But, I realized recently that I receive a similar charge when I get the chance to Nice The Crap Out Of Someone. When I was growing up, one of my grandmas would talk about having a “nice fight,” which was when one person would say something like, “I’ll go to whichever restaurant you want to go to,” and the other person will answer, “No, I like anything, what would you like?” and then it goes back and forth until you just want to shake everyone’s shoulders and demand an honest opinion.
I’ve come to redefine that “nice fight” term for those moments in which I become a superbly passive aggressive nice person in the face of petty irritation. It is clear to me (and my children, oh my lordy, the girls can spot it in an instant) that when I do this I am ready to rip out somebody’s hair, but weirdly, I win nice fights, and sometimes it even turns around and becomes shocking good karma.
Back when I lived in New York City, sometimes someone would throw a piece of trash down while riding a subway train, and I would pick up the trash and hand it back to them and say, mock earnestly, “oh, here, you dropped this! Let me get that for you,” and what could they do? They would roll their eyes and put it into their pocket. Did they wait until they were out of my sight and drop it again? Possibly. But I hoped that I had instilled a smidgen of shame, at least, and that was good enough for me.
One time I was in the Target at Mohawk Commons parking lot and a woman drove by so recklessly that I legitimately feared for my children’s lives. I yelled something so loud and sarcastic at her open window, like, “Oh, I’m so sorry that we’ve inconvenienced you by trying to walk here!” And I thought it was obvious that this was me telling her that she was a terrible driver and possibly a terrible person. But, I guess because I smiled really big while saying it (my smiles and giggles are a stress coping mechanism), and she responded as if it was an entirely friendly interaction, and then we chatted back and forth for a moment and she drove away more slowly and I walked away, mystified.
Mystified, and triumphant.
Or there was that time when I was so amped up on adrenaline that I thought that I was going to get into a fist fight with a soccer mom, but because I critiqued her parenting with a smile, she thought it was idle conversation when I thought she’d understand that I was Condemning Her Life Choices.

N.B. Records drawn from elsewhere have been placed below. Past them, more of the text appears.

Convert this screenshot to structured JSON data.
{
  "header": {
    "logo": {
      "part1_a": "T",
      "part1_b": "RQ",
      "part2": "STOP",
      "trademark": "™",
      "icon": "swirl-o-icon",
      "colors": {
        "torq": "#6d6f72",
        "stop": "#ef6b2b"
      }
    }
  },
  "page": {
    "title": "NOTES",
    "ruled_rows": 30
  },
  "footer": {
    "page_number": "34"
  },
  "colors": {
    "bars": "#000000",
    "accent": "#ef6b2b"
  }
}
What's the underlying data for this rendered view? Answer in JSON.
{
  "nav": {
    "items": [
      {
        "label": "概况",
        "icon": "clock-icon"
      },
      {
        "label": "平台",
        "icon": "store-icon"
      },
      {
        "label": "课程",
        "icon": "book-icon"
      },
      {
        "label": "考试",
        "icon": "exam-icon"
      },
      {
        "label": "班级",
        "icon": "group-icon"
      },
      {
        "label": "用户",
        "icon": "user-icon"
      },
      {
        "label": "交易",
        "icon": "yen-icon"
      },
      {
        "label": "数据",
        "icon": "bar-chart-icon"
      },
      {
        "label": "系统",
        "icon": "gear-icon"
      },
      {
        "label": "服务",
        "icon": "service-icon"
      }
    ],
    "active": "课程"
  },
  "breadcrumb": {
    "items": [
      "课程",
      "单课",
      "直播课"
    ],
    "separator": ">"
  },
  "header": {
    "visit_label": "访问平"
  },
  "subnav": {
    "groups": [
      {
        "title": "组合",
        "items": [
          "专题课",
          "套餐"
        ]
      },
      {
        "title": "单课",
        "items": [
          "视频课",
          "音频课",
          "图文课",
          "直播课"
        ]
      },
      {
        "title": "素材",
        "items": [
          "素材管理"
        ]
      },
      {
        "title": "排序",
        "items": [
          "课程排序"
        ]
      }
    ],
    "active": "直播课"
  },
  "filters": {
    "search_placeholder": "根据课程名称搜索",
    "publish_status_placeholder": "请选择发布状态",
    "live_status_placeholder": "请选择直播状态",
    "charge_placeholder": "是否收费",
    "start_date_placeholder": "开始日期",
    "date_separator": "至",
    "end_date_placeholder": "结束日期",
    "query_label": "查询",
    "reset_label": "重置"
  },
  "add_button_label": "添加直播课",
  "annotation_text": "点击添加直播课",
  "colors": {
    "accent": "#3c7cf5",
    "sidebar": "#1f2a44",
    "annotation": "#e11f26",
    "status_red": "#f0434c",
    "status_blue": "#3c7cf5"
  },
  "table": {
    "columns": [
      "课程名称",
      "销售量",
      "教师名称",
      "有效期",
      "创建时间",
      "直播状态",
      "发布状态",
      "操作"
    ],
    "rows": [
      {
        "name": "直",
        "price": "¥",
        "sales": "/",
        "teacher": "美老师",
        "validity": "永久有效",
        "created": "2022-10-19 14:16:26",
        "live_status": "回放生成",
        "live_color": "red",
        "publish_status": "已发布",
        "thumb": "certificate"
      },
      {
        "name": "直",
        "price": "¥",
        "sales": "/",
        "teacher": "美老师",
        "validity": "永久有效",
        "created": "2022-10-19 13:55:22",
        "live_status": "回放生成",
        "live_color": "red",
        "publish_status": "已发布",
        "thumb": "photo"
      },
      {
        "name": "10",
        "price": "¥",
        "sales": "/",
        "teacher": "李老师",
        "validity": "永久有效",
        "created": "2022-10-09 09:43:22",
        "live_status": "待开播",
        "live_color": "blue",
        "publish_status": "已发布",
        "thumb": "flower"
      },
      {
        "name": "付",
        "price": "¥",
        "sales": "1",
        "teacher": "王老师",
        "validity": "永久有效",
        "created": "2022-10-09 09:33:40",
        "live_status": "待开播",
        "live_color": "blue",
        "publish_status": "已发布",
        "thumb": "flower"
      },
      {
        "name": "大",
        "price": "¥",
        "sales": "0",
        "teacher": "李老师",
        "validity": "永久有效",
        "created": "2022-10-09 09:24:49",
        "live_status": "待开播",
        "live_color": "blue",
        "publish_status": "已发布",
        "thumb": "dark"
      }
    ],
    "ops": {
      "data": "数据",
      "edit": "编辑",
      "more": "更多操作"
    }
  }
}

For years, I thought that this super passive aggressive way of dealing with total strangers was a character flaw, but lately I’ve decided that I’m okay with it.
Most recently, I have enjoyed using it with people who need some sort of assistance from me via email. Many people think that the problem with email is that you really can’t sense someone’s tone. The perk of email, it turns out, is that you really can’t sense someone’s tone. So if you are sending an email that is unbelievably-nice-but-in-a-passive-aggressive-way, your recipient can’t “hear” the “but-in-a-passive-aggressive-way” part at all. So when someone complains to me about something entirely outside of my control or accuses me personally of doing something malicious that I did not do, or tells me that a task, which is both possible and easy, is impossible, I can respond with the patience of a saint and continue to follow up with so much niceness that next thing you know, my new sworn enemy is thanking me and even saying things like, “I apologize for being so cranky before.” And suddenly, my passive aggression has drained away and like the Grinch, my heart grows a few more sizes.
And it feels pretty nice.